The first cut is the deepest, but the second will hurt more
On Twitter during the week we had a discussion about the jargon and phrases that local government officers use on a regular basis, and those which the LGA feel should be on their ‘banned’ list. Some, such as ‘engagement’ and ‘consultation’ are themselves not bad words, although the context they are used in often confuses their meaning.
Others however have a deserving place on the list. Phrases such as ‘citizen touchpoints’ and ‘thought shower’ have no place in the normal world, and certainly not when talking with local people. Jargon has its uses; it can convey complex issues quickly and easily between those who understand what it means, but it can also seriously exclude those who are unfamiliar with it (assuming that is that ‘exclude’ isn’t itself a banned word).
A new phrase seems to be entering the office at the moment which I think should be added to that list; ‘cash envelope’. Pictures of seedy men in raincoats leaving packages of used bills behind public toilet cisterns instantly spring to mind for some reason, when instead nothing sexier than balance sheets and budget books is being discussed.
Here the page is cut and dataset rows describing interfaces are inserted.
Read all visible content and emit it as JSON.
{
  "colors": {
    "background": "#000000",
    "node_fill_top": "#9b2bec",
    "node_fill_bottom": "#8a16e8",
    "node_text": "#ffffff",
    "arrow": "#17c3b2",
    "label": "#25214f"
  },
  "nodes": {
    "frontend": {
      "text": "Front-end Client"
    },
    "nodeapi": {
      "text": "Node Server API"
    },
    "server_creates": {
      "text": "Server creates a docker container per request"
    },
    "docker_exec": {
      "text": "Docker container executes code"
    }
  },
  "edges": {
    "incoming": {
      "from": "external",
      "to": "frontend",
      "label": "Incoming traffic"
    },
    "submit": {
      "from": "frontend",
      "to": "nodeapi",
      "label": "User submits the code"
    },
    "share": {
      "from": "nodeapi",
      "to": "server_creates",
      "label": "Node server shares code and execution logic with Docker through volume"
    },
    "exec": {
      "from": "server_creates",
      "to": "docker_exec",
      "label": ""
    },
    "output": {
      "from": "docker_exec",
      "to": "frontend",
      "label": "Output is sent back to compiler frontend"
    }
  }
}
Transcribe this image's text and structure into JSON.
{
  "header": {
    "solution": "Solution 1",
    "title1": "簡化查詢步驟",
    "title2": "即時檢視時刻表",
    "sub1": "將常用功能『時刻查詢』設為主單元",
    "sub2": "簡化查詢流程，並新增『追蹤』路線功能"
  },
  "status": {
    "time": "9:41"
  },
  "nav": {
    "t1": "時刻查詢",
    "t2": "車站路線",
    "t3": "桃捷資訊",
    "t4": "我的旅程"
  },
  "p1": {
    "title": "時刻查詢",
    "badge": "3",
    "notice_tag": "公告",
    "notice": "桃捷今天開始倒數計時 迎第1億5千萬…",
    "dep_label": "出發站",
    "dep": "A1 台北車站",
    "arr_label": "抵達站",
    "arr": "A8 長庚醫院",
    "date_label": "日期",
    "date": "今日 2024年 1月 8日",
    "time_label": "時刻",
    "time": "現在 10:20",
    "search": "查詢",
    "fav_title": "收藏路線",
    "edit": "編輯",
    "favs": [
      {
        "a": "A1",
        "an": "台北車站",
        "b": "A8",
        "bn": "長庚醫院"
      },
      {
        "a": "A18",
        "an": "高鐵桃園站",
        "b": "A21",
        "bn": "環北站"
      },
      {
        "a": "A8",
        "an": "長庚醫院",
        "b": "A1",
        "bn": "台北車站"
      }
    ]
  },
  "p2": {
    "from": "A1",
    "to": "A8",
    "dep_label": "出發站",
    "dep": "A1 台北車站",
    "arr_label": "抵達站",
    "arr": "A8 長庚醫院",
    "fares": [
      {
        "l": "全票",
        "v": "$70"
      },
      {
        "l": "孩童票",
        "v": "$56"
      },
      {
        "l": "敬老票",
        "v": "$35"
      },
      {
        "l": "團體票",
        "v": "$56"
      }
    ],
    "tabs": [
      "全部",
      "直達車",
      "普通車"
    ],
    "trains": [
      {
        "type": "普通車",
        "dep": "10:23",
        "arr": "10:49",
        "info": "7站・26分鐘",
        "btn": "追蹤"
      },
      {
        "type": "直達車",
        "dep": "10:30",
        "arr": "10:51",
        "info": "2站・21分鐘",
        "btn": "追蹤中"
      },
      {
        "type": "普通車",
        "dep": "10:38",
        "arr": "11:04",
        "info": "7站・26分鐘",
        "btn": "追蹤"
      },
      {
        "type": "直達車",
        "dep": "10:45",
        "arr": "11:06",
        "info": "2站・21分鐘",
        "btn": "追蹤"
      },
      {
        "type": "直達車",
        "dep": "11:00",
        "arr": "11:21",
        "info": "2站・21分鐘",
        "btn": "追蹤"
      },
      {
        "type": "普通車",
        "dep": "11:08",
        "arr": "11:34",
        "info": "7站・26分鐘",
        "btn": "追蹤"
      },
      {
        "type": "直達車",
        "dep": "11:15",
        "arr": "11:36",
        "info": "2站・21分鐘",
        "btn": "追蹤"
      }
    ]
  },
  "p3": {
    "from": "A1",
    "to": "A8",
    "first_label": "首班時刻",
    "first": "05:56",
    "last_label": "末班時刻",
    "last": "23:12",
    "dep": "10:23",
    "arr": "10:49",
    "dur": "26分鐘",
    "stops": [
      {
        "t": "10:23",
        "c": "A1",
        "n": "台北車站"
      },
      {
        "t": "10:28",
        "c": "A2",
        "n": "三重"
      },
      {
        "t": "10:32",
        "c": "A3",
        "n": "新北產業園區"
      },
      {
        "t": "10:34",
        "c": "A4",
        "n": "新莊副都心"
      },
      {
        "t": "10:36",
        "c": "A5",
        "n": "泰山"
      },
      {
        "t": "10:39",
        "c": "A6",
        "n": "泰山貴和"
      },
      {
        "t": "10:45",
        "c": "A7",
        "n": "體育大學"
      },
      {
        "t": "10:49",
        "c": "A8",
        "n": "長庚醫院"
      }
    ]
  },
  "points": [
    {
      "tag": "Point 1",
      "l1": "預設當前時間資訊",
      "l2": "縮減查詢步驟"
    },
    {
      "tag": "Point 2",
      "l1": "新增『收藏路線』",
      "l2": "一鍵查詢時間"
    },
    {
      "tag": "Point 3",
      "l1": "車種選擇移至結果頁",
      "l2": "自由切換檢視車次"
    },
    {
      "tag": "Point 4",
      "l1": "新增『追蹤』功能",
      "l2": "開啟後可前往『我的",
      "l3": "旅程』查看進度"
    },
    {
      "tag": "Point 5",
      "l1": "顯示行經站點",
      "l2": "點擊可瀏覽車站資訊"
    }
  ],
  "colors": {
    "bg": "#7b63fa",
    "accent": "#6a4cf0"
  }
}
Apparently services are all trying to ‘push the cash envelope’ to gather as much money to them as possible in the short term in order to store it away for the long term; like a squirrel burying nuts in the autumn, the idea is that when more painful cuts are to be made in the next financial year there will at least be something left to cut.
I use the phrase ‘more painful’ here because that is what they will be. Anything easy to cut will have been cut already; teams consolidated, services shared and excess cut away. All that is doing however is making the next wave more difficult to identify and accept. Service heads will have spent the last year acting like a fiancée in the final weeks before her wedding embarking on a crash diet to fit into her dress, only to find that the dress maker has made the dress an extra size smaller.
I’ve heard of services beginning to climb out of the morale black hole after the first round of restructures, only to be hit by a second whammy mere months later. My own service has made significant savings since last November, but thanks to some very clever work by ‘rival’ service heads these savings have mostly been allocated to others: we took the pain of making the cuts and losing staff, but others took the credit for the money saved.
This petty but effective game playing and subtle reframing of the rules is happening all over the place, and benefiting those services with exceptional individuals at the helm. For those unfortunate enough to have a competent, hard working but unimaginative individual who plays by the rules, there are tough times ahead. In the grand scheme of things it can be argued that saving money in any way should be welcomed, that savings made to one service ultimately cut the bill for the Council as a whole; in reality where those savings are allocated is becoming just as important a battleground as the total amount needed to be saved in the first place.
We completed our restructure in January this year, and by the time all of the unsuccessful staff finished their contracts April had rolled around. We are now preparing for another restructure to begin in May, meaning the next set of people will walk out of the door in October – just in time for us to start planning for 2012/13 savings to begin.
I worry that some services haven’t bulked up enough in advance and won’t have any more opportunity to stuff their cash envelope in advance. And to mix metaphors, a starving, weak service struggling to fit into its wedding dress won’t enjoy the honeymoon.